The Europeans



The arrival of the Europeans to Jamaica started in 1494 on Christopher Columbus’ second voyage to the Caribbean. The Spanish established formal control of  the island from 1508 up to 1660 which had far reaching and devastating consequences, such as the destruction of the indigenous Taino population, enslavement of Africans and the introduction of sugar cultivation and other crops and animals that changed the landscape of Jamaica.



After failing to secure the valuable Spanish possession of Hispaniola, the English attacked Jamaica and successfully took control of the island from the Spanish in 1655. Through piracy and later the expansion of the sugar cultivation using enslaved labour, Jamaica became England’s most prosperous colony. The English, later the British,  ruled Jamaica for over 300 years until August 6, 1962 with an enduring impact that is reflected in our system of  government, laws and economy.



Jamaica became a refuge for Jews escaping religious persecution in Europe from as early as the 16th century during Spanish occupation of the island. Under English rule, Jews enjoyed religious freedom and a small Jewish population thrived in the colony. Although a very small group they have had a big impact on the island. Many prominent businesses are owned by Jewish families in Jamaica but more importantly their  presence  reflect the rich diversity of the Jamaican society.



The Germans arrived in Jamaica in the 1830s as indentured labourers to work on sugar plantations but the harsh working conditions  and tropical climate drove many of them to leave the island for better opportunities in the United States. The few that remained in Jamaica had established communities in the mountainous interior of the island. The last remaining enclave where descendants of the Germans settled is Seaford Town in Westmoreland. Seaford Town was named after Lord Seaford, a prominent plantation owner who donated the land where the community was established.

Henry Morgan, the English Pirate who became Governor of Jamaica in the 17th century.

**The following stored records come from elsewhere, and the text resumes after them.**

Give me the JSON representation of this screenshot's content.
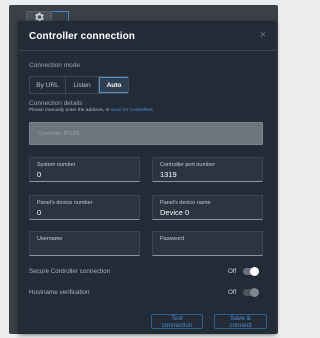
{
  "dialog": {
    "title": "Controller connection",
    "close_icon": "×"
  },
  "connection_mode": {
    "label": "Connection mode",
    "options": [
      "By URL",
      "Listen",
      "Auto"
    ],
    "selected": "Auto"
  },
  "connection_details": {
    "label": "Connection details",
    "hint_prefix": "Please manually enter the address, or",
    "hint_link": "scan for Controllers."
  },
  "url_input": {
    "placeholder": "Controller IP/URL",
    "value": ""
  },
  "fields": {
    "system_number": {
      "label": "System number",
      "value": "0"
    },
    "controller_port": {
      "label": "Controller port number",
      "value": "1319"
    },
    "panel_device_number": {
      "label": "Panel's device number",
      "value": "0"
    },
    "panel_device_name": {
      "label": "Panel's device name",
      "value": "Device 0"
    },
    "username": {
      "label": "Username",
      "value": ""
    },
    "password": {
      "label": "Password",
      "value": ""
    }
  },
  "toggles": {
    "secure": {
      "label": "Secure Controller connection",
      "state": "Off"
    },
    "hostname": {
      "label": "Hostname verification",
      "state": "Off"
    }
  },
  "buttons": {
    "test": "Test connection",
    "save": "Save & connect"
  },
  "colors": {
    "accent": "#4d8fd9",
    "dialog_bg": "#232b36"
  }
}
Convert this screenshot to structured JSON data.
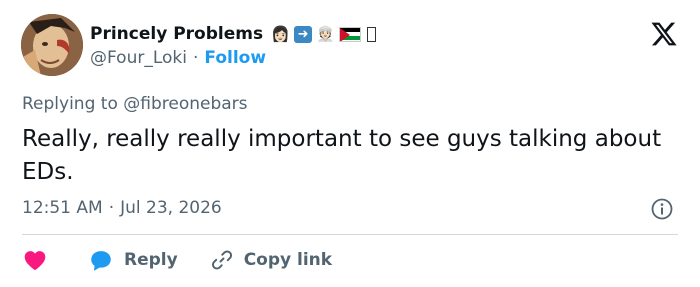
{
  "author": {
    "display_name": "Princely Problems",
    "handle": "@Four_Loki",
    "separator": "·",
    "follow_label": "Follow",
    "name_emojis": [
      "👩🏻",
      "➡️",
      "👳🏻",
      "flag-palestine",
      "□"
    ]
  },
  "reply_context": {
    "prefix": "Replying to",
    "mention": "@fibreonebars"
  },
  "tweet": {
    "text": "Really, really really important to see guys talking about EDs.",
    "time": "12:51 AM",
    "separator": "·",
    "date": "Jul 23, 2026"
  },
  "actions": {
    "like_icon": "heart-icon",
    "reply_label": "Reply",
    "copy_link_label": "Copy link"
  },
  "colors": {
    "accent": "#1d9bf0",
    "like": "#f91880",
    "text_primary": "#0f1419",
    "text_secondary": "#536471",
    "divider": "#cfd9de"
  }
}
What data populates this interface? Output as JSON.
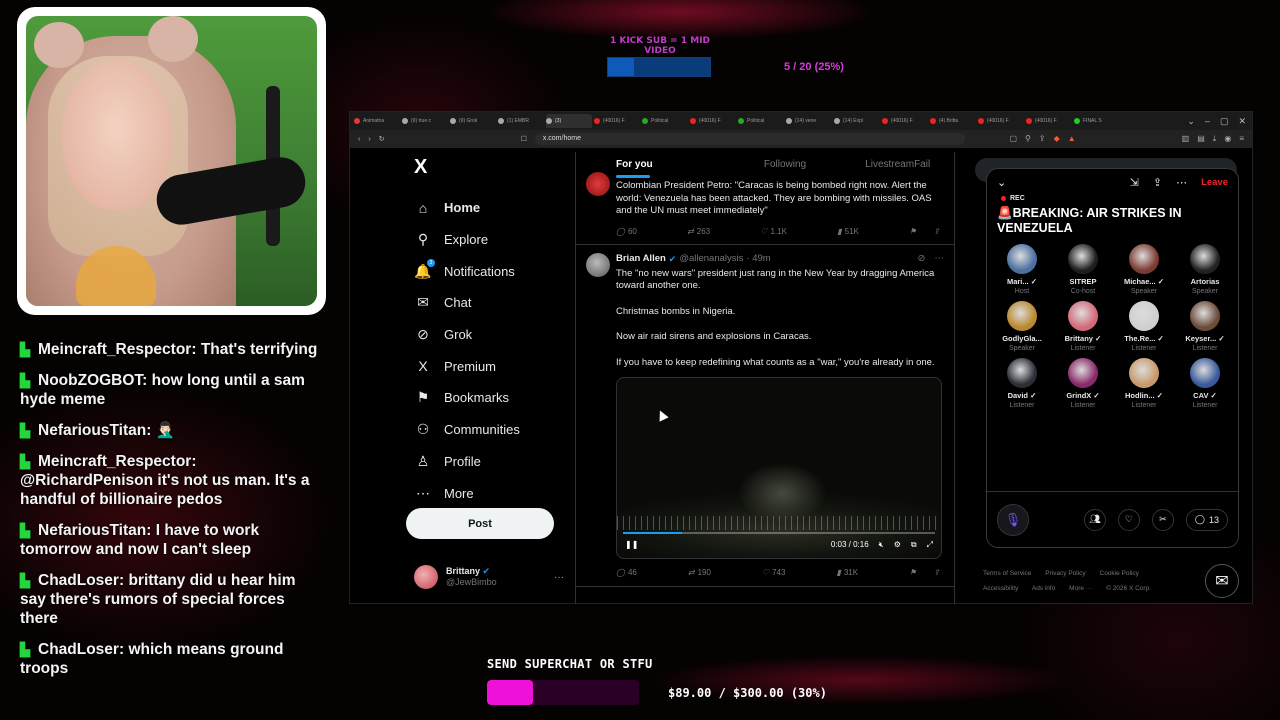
{
  "top_goal": {
    "label": "1 KICK SUB = 1 MID VIDEO",
    "progress_text": "5 / 20 (25%)",
    "fraction": 0.25
  },
  "chat": [
    {
      "user": "Meincraft_Respector:",
      "text": "That's terrifying"
    },
    {
      "user": "NoobZOGBOT:",
      "text": "how long until a sam hyde meme"
    },
    {
      "user": "NefariousTitan:",
      "text": "🤦🏻‍♂️"
    },
    {
      "user": "Meincraft_Respector:",
      "text": "@RichardPenison it's not us man. It's a handful of billionaire pedos"
    },
    {
      "user": "NefariousTitan:",
      "text": "I have to work tomorrow and now I can't sleep"
    },
    {
      "user": "ChadLoser:",
      "text": "brittany did u hear him say there's rumors of special forces there"
    },
    {
      "user": "ChadLoser:",
      "text": "which means ground troops"
    }
  ],
  "browser": {
    "tabs": [
      "Animatria",
      "(9) true c",
      "(9) Grok",
      "(1) EMBR",
      "(3)",
      "(40016) F",
      "Political",
      "(40016) F",
      "Political",
      "(14) vene",
      "(14) Expl",
      "(40016) F",
      "(4) Britta",
      "(40016) F",
      "(40016) F",
      "FINAL S"
    ],
    "url": "x.com/home"
  },
  "nav": {
    "logo": "X",
    "items": [
      {
        "label": "Home",
        "icon": "⌂",
        "icon_name": "home-icon"
      },
      {
        "label": "Explore",
        "icon": "⚲",
        "icon_name": "search-icon"
      },
      {
        "label": "Notifications",
        "icon": "🔔",
        "icon_name": "bell-icon",
        "badge": "3"
      },
      {
        "label": "Chat",
        "icon": "✉",
        "icon_name": "chat-icon"
      },
      {
        "label": "Grok",
        "icon": "⊘",
        "icon_name": "grok-icon"
      },
      {
        "label": "Premium",
        "icon": "X",
        "icon_name": "premium-icon"
      },
      {
        "label": "Bookmarks",
        "icon": "⚑",
        "icon_name": "bookmark-icon"
      },
      {
        "label": "Communities",
        "icon": "⚇",
        "icon_name": "communities-icon"
      },
      {
        "label": "Profile",
        "icon": "♙",
        "icon_name": "profile-icon"
      },
      {
        "label": "More",
        "icon": "⋯",
        "icon_name": "more-icon"
      }
    ],
    "post_label": "Post",
    "profile": {
      "name": "Brittany",
      "handle": "@JewBimbo",
      "more": "···"
    }
  },
  "feed": {
    "tabs": [
      "For you",
      "Following",
      "LivestreamFail"
    ],
    "tweet1": {
      "text": "Colombian President Petro: \"Caracas is being bombed right now. Alert the world: Venezuela has been attacked. They are bombing with missiles. OAS and the UN must meet immediately\"",
      "replies": "60",
      "reposts": "263",
      "likes": "1.1K",
      "views": "51K"
    },
    "tweet2": {
      "name": "Brian Allen",
      "handle": "@allenanalysis",
      "time": "· 49m",
      "paragraphs": [
        "The \"no new wars\" president just rang in the New Year by dragging America toward another one.",
        "Christmas bombs in Nigeria.",
        "Now air raid sirens and explosions in Caracas.",
        "If you have to keep redefining what counts as a \"war,\" you're already in one."
      ],
      "video_time": "0:03 / 0:16",
      "video_progress": 0.19,
      "replies": "46",
      "reposts": "190",
      "likes": "743",
      "views": "31K"
    }
  },
  "right_footer": {
    "links": [
      "Terms of Service",
      "Privacy Policy",
      "Cookie Policy",
      "Accessibility",
      "Ads info",
      "More ···",
      "© 2026 X Corp."
    ]
  },
  "spaces": {
    "rec": "REC",
    "leave": "Leave",
    "title": "🚨BREAKING: AIR STRIKES IN VENEZUELA",
    "participants": [
      {
        "name": "Mari... ✓",
        "role": "Host",
        "color": "#4a6fa0"
      },
      {
        "name": "SITREP",
        "role": "Co-host",
        "color": "#1d1f1d"
      },
      {
        "name": "Michae... ✓",
        "role": "Speaker",
        "color": "#7b3b32"
      },
      {
        "name": "Artorias",
        "role": "Speaker",
        "color": "#222222"
      },
      {
        "name": "GodlyGla...",
        "role": "Speaker",
        "color": "#b8892e"
      },
      {
        "name": "Brittany ✓",
        "role": "Listener",
        "color": "#d46a7a"
      },
      {
        "name": "The.Re... ✓",
        "role": "Listener",
        "color": "#cfcfcf"
      },
      {
        "name": "Keyser... ✓",
        "role": "Listener",
        "color": "#6b4b3a"
      },
      {
        "name": "David ✓",
        "role": "Listener",
        "color": "#2a2f36"
      },
      {
        "name": "GrindX ✓",
        "role": "Listener",
        "color": "#8a2a6a"
      },
      {
        "name": "Hodlin... ✓",
        "role": "Listener",
        "color": "#c89a6a"
      },
      {
        "name": "CAV ✓",
        "role": "Listener",
        "color": "#3a5a9a"
      }
    ],
    "count": "13"
  },
  "bottom_goal": {
    "label": "SEND SUPERCHAT OR STFU",
    "amount": "$89.00 / $300.00 (30%)",
    "fraction": 0.3
  }
}
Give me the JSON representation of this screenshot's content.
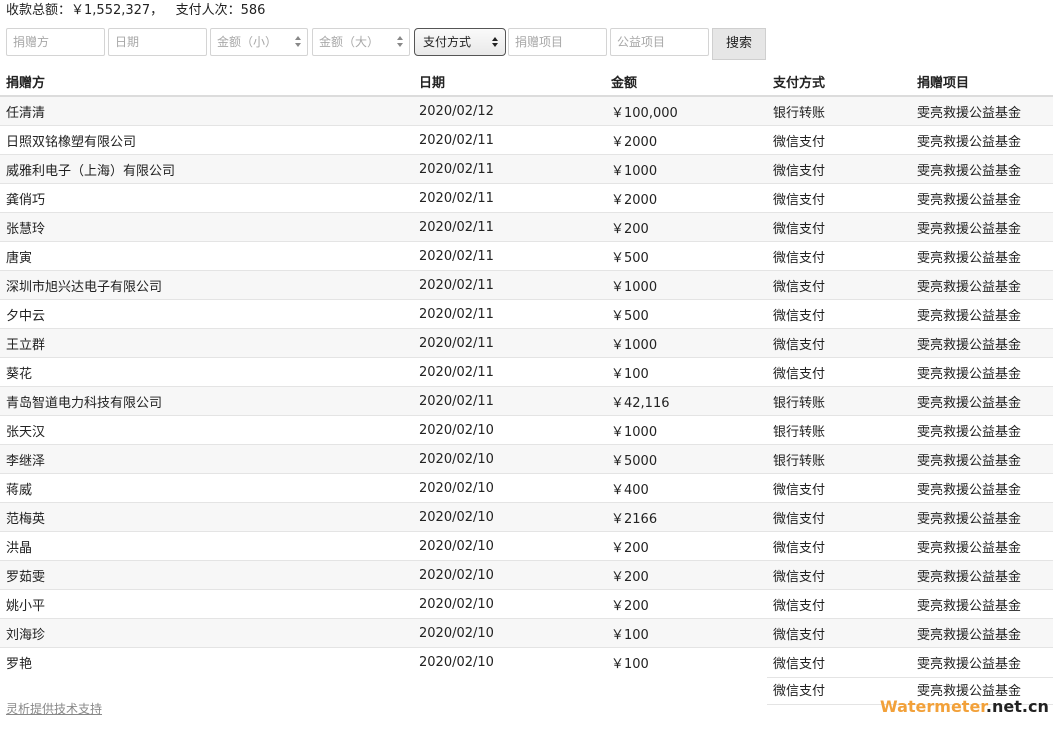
{
  "summary": {
    "total_label": "收款总额：",
    "total_value": "￥1,552,327，",
    "count_label": "支付人次：",
    "count_value": "586"
  },
  "filters": {
    "donor_placeholder": "捐赠方",
    "date_placeholder": "日期",
    "amount_min_placeholder": "金额（小）",
    "amount_max_placeholder": "金额（大）",
    "payment_method_selected": "支付方式",
    "project_placeholder": "捐赠项目",
    "charity_placeholder": "公益项目",
    "search_label": "搜索"
  },
  "table": {
    "headers": [
      "捐赠方",
      "日期",
      "金额",
      "支付方式",
      "捐赠项目"
    ],
    "rows": [
      [
        "任清清",
        "2020/02/12",
        "￥100,000",
        "银行转账",
        "雯亮救援公益基金"
      ],
      [
        "日照双铭橡塑有限公司",
        "2020/02/11",
        "￥2000",
        "微信支付",
        "雯亮救援公益基金"
      ],
      [
        "威雅利电子（上海）有限公司",
        "2020/02/11",
        "￥1000",
        "微信支付",
        "雯亮救援公益基金"
      ],
      [
        "龚俏巧",
        "2020/02/11",
        "￥2000",
        "微信支付",
        "雯亮救援公益基金"
      ],
      [
        "张慧玲",
        "2020/02/11",
        "￥200",
        "微信支付",
        "雯亮救援公益基金"
      ],
      [
        "唐寅",
        "2020/02/11",
        "￥500",
        "微信支付",
        "雯亮救援公益基金"
      ],
      [
        "深圳市旭兴达电子有限公司",
        "2020/02/11",
        "￥1000",
        "微信支付",
        "雯亮救援公益基金"
      ],
      [
        "夕中云",
        "2020/02/11",
        "￥500",
        "微信支付",
        "雯亮救援公益基金"
      ],
      [
        "王立群",
        "2020/02/11",
        "￥1000",
        "微信支付",
        "雯亮救援公益基金"
      ],
      [
        "葵花",
        "2020/02/11",
        "￥100",
        "微信支付",
        "雯亮救援公益基金"
      ],
      [
        "青岛智道电力科技有限公司",
        "2020/02/11",
        "￥42,116",
        "银行转账",
        "雯亮救援公益基金"
      ],
      [
        "张天汉",
        "2020/02/10",
        "￥1000",
        "银行转账",
        "雯亮救援公益基金"
      ],
      [
        "李继泽",
        "2020/02/10",
        "￥5000",
        "银行转账",
        "雯亮救援公益基金"
      ],
      [
        "蒋威",
        "2020/02/10",
        "￥400",
        "微信支付",
        "雯亮救援公益基金"
      ],
      [
        "范梅英",
        "2020/02/10",
        "￥2166",
        "微信支付",
        "雯亮救援公益基金"
      ],
      [
        "洪晶",
        "2020/02/10",
        "￥200",
        "微信支付",
        "雯亮救援公益基金"
      ],
      [
        "罗茹雯",
        "2020/02/10",
        "￥200",
        "微信支付",
        "雯亮救援公益基金"
      ],
      [
        "姚小平",
        "2020/02/10",
        "￥200",
        "微信支付",
        "雯亮救援公益基金"
      ],
      [
        "刘海珍",
        "2020/02/10",
        "￥100",
        "微信支付",
        "雯亮救援公益基金"
      ],
      [
        "罗艳",
        "2020/02/10",
        "￥100",
        "微信支付",
        "雯亮救援公益基金"
      ]
    ],
    "partial_row": {
      "payment": "微信支付",
      "project": "雯亮救援公益基金"
    }
  },
  "footer": {
    "support_link": "灵析提供技术支持"
  },
  "watermark": {
    "part1": "Watermeter",
    "part2": ".net.cn",
    "colors": {
      "part1": "#f2a13a",
      "part2": "#222222"
    }
  }
}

Print showing sugar being made by the Spanish in the 16th century. The Spanish established the first sugar plantations in Jamaica